From the school’s webpage and what I learned while I was at Green Valley Elementary, the school focuses on Character Traits. These are topics like Integrity (doing what’s right, fair, and true), Service (extending time and effort to help others), Honesty (a willingness to say openly what is true), Respect (showing regard for self, others, and property, and those in authority) and many others.

I couldn’t help but compare those Character Traits to the Zieggy Essentials or TWINS.  TWINS stands for ‘Think tribe first, Win by always doing the right thing, Inspire each other, Nurture our Zieggy Economy, and Serve others.’

I’ve worked at Ziegenfelder for the last year. It’s easy to forget the fun associated with eatting an ice pop and what a treat it truly is! Maybe all of us Zieggy Tribe members forget from time to time, but that day at the school, I was reminded of the joy and happiness that these frozen treats bring to children. Even the adults were enjoying them too.

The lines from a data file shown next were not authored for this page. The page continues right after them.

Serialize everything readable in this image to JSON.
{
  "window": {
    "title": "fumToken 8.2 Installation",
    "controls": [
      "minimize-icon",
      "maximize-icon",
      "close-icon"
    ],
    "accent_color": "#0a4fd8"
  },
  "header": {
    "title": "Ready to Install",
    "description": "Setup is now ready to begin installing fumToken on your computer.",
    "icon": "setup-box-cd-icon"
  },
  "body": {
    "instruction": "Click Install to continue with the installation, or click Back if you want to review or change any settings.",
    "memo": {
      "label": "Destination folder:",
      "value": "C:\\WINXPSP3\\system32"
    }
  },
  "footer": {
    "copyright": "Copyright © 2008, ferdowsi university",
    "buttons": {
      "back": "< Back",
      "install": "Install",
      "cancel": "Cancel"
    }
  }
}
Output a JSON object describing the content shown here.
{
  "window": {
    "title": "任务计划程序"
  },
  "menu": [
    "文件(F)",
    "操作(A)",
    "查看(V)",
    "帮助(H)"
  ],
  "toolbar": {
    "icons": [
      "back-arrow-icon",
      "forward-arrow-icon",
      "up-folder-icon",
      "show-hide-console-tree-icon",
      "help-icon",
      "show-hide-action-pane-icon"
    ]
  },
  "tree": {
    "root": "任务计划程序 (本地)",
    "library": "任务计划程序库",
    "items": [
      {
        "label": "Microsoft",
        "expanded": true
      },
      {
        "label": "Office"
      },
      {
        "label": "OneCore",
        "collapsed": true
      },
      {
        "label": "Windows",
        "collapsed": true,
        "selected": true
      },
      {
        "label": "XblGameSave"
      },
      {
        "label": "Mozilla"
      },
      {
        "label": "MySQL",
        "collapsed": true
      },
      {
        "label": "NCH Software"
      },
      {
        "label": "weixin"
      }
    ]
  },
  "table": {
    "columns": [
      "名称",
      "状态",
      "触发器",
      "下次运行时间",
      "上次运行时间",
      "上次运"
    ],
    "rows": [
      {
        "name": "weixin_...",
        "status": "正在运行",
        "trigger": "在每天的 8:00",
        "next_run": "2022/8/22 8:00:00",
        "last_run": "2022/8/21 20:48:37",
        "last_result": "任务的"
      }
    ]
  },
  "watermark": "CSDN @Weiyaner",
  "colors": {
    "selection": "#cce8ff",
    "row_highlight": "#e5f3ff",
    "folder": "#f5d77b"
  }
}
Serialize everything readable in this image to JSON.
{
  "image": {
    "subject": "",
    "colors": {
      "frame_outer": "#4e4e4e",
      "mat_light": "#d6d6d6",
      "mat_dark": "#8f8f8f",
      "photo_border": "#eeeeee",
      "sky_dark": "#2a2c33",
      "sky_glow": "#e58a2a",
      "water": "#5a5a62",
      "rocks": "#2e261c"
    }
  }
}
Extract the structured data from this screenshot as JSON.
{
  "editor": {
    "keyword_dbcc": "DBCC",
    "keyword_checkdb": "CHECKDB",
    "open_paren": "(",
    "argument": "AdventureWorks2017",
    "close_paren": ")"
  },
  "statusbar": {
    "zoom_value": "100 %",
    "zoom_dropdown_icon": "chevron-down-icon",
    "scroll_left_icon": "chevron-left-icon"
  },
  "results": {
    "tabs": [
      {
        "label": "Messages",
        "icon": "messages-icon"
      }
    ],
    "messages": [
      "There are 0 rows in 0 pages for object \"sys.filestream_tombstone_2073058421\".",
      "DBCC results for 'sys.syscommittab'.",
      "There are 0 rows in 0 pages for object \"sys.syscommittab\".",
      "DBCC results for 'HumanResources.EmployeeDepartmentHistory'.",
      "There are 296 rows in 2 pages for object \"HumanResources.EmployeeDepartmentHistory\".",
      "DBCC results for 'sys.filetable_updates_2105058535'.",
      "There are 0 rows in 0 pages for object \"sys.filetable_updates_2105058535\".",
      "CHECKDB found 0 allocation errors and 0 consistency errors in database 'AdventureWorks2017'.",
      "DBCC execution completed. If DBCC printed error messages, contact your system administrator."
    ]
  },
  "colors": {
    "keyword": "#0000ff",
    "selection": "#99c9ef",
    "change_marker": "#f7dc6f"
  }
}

I was also reminded that we are not that different, even though we all come from different back grounds and places. I’m proud to share my experience and let our employees know that the product they make puts smiles on children’s faces. That is the impact our product has on people all over the country, from all over the world, every day.